▸ **WHAT YOU NEED TO DO**
Reproduce all of the data that follows, character for character.
+ + + + + + +
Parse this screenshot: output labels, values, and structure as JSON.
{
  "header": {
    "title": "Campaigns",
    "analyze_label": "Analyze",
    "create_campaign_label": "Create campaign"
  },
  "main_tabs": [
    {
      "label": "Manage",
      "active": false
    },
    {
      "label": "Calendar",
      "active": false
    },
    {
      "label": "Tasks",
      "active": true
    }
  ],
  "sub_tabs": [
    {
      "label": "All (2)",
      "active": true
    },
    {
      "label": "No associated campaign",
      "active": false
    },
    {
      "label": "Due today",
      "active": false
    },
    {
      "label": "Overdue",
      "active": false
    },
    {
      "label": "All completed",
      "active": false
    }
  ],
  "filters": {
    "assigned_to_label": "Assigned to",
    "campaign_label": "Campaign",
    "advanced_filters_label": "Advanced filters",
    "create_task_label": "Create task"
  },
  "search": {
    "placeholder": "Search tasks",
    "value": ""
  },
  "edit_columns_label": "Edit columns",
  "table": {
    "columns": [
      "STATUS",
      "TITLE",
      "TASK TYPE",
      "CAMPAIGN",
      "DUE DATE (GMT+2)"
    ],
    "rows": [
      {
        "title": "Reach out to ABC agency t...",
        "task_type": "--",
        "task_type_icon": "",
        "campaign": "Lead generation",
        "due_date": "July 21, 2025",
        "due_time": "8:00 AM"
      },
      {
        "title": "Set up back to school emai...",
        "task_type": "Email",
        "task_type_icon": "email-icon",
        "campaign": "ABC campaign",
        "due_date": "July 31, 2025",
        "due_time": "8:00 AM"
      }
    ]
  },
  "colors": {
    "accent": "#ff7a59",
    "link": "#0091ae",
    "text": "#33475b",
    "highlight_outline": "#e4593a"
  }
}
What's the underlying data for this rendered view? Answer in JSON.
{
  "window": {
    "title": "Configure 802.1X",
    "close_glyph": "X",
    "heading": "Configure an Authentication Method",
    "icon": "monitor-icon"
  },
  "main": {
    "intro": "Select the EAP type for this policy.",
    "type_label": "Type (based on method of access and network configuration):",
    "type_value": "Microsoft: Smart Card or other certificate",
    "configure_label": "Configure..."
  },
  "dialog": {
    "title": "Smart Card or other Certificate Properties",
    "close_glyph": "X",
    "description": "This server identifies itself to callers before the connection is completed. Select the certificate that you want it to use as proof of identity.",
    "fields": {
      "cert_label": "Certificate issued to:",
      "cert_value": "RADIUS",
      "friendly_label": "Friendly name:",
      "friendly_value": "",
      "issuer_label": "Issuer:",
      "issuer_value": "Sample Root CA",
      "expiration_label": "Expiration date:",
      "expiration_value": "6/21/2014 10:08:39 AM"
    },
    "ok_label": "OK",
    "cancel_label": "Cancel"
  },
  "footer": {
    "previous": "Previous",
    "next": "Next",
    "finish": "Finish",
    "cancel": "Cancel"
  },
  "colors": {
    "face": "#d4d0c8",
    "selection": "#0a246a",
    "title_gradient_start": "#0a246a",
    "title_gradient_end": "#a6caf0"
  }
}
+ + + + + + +
▸ **RESPONSE FOR THIS EXERCISE**
Parse this screenshot: output labels, values, and structure as JSON.
{
  "header": {
    "title": "Campaigns",
    "analyze_label": "Analyze",
    "create_campaign_label": "Create campaign"
  },
  "main_tabs": [
    {
      "label": "Manage",
      "active": false
    },
    {
      "label": "Calendar",
      "active": false
    },
    {
      "label": "Tasks",
      "active": true
    }
  ],
  "sub_tabs": [
    {
      "label": "All (2)",
      "active": true
    },
    {
      "label": "No associated campaign",
      "active": false
    },
    {
      "label": "Due today",
      "active": false
    },
    {
      "label": "Overdue",
      "active": false
    },
    {
      "label": "All completed",
      "active": false
    }
  ],
  "filters": {
    "assigned_to_label": "Assigned to",
    "campaign_label": "Campaign",
    "advanced_filters_label": "Advanced filters",
    "create_task_label": "Create task"
  },
  "search": {
    "placeholder": "Search tasks",
    "value": ""
  },
  "edit_columns_label": "Edit columns",
  "table": {
    "columns": [
      "STATUS",
      "TITLE",
      "TASK TYPE",
      "CAMPAIGN",
      "DUE DATE (GMT+2)"
    ],
    "rows": [
      {
        "title": "Reach out to ABC agency t...",
        "task_type": "--",
        "task_type_icon": "",
        "campaign": "Lead generation",
        "due_date": "July 21, 2025",
        "due_time": "8:00 AM"
      },
      {
        "title": "Set up back to school emai...",
        "task_type": "Email",
        "task_type_icon": "email-icon",
        "campaign": "ABC campaign",
        "due_date": "July 31, 2025",
        "due_time": "8:00 AM"
      }
    ]
  },
  "colors": {
    "accent": "#ff7a59",
    "link": "#0091ae",
    "text": "#33475b",
    "highlight_outline": "#e4593a"
  }
}
What's the underlying data for this rendered view? Answer in JSON.
{
  "window": {
    "title": "Configure 802.1X",
    "close_glyph": "X",
    "heading": "Configure an Authentication Method",
    "icon": "monitor-icon"
  },
  "main": {
    "intro": "Select the EAP type for this policy.",
    "type_label": "Type (based on method of access and network configuration):",
    "type_value": "Microsoft: Smart Card or other certificate",
    "configure_label": "Configure..."
  },
  "dialog": {
    "title": "Smart Card or other Certificate Properties",
    "close_glyph": "X",
    "description": "This server identifies itself to callers before the connection is completed. Select the certificate that you want it to use as proof of identity.",
    "fields": {
      "cert_label": "Certificate issued to:",
      "cert_value": "RADIUS",
      "friendly_label": "Friendly name:",
      "friendly_value": "",
      "issuer_label": "Issuer:",
      "issuer_value": "Sample Root CA",
      "expiration_label": "Expiration date:",
      "expiration_value": "6/21/2014 10:08:39 AM"
    },
    "ok_label": "OK",
    "cancel_label": "Cancel"
  },
  "footer": {
    "previous": "Previous",
    "next": "Next",
    "finish": "Finish",
    "cancel": "Cancel"
  },
  "colors": {
    "face": "#d4d0c8",
    "selection": "#0a246a",
    "title_gradient_start": "#0a246a",
    "title_gradient_end": "#a6caf0"
  }
}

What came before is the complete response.